2. Know how the ceremony is going to go Understand if there are different aspects to the ceremony that include moving. Always chat with couples to get a good idea of how the ceremony will go. Is there special guests who are doing scripture readings? Are the bride and groom standing in the center of the aisle or are they off to the side? Will they be doing a union ceremony such as a mixing of sands, braiding of a cross, etc? Don't move unless you have to! 3. Invest in proper equipment I brought with me two cameras. One was on a tripod and one was handheld. The tripod camera was not of a good quality and the venue was a low light situation. Those two put together equal low quality video. The camera I held was, obviously, very shaky. I've now learned to either have a monopod or gimbal stabilizer! Audio is super important in video. I only recorded audio from my cameras. The venue I was at was large and there was a lot of echo. Connecting straight from the speakers AND putting a mic on the groom or officiant will help a ton. SD cards need to be a high enough quality that they can keep up with recording. Smaller SD cards will only record a few seconds until they stop. That's because there's too much information going into it that it is unable to keep up. Below is a link to a few items I recommend.

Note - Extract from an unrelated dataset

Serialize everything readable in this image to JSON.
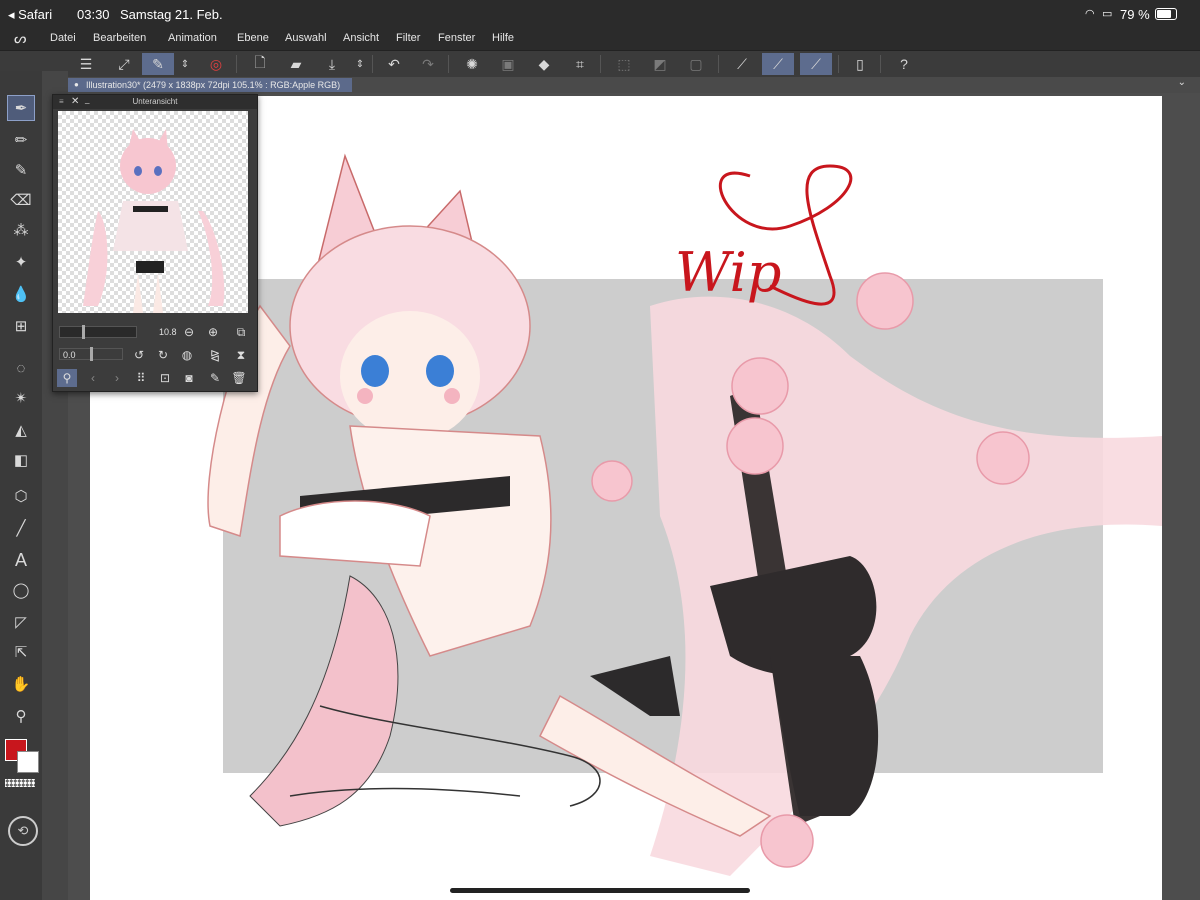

4. Use the proper camera settings Understand that your camera typically only can record for 30 minutes until it will automatically stop. This is so that the camera does not overheat. Be sure to stop and restart the recording if you are coming up on that timeframe. Make sure your frame rate, ISO, aperture, and shutter speed reflect what you are trying to capture. Your shutter speed needs to be double than your frames per second or fps. The higher the fps is good for slow motion or B roll shots but anything that you would want to maintain the audio pitch or speed for that looks natural should be shot at 24 fps. If you are switching your frame rate make sure to keep your shutter speed double. Ex. 24 fps shoot at 1/50 shutter speed (great for ceremony, speeches, etc) 60 fps shoot at 1/120 shutter speed (great for b roll, slow motion shots for highlight video, etc) 5. Collect as much footage as needed There is nothing worse than going home and realizing you are unable to create a good highlight video of the day and not be able to tell a story with what you captured. Collecting as much b-roll as possible will help! People laughing, details from the day, a tree or water fountain outside are simple. It helps to have an idea of how you would like to tell your story as the day is going. As the day is going on and you realize you are not capturing what you would like, speak up! Let the photographer know if the couple needs to hold that pose a little longer or you can also direct how the shot is going to go.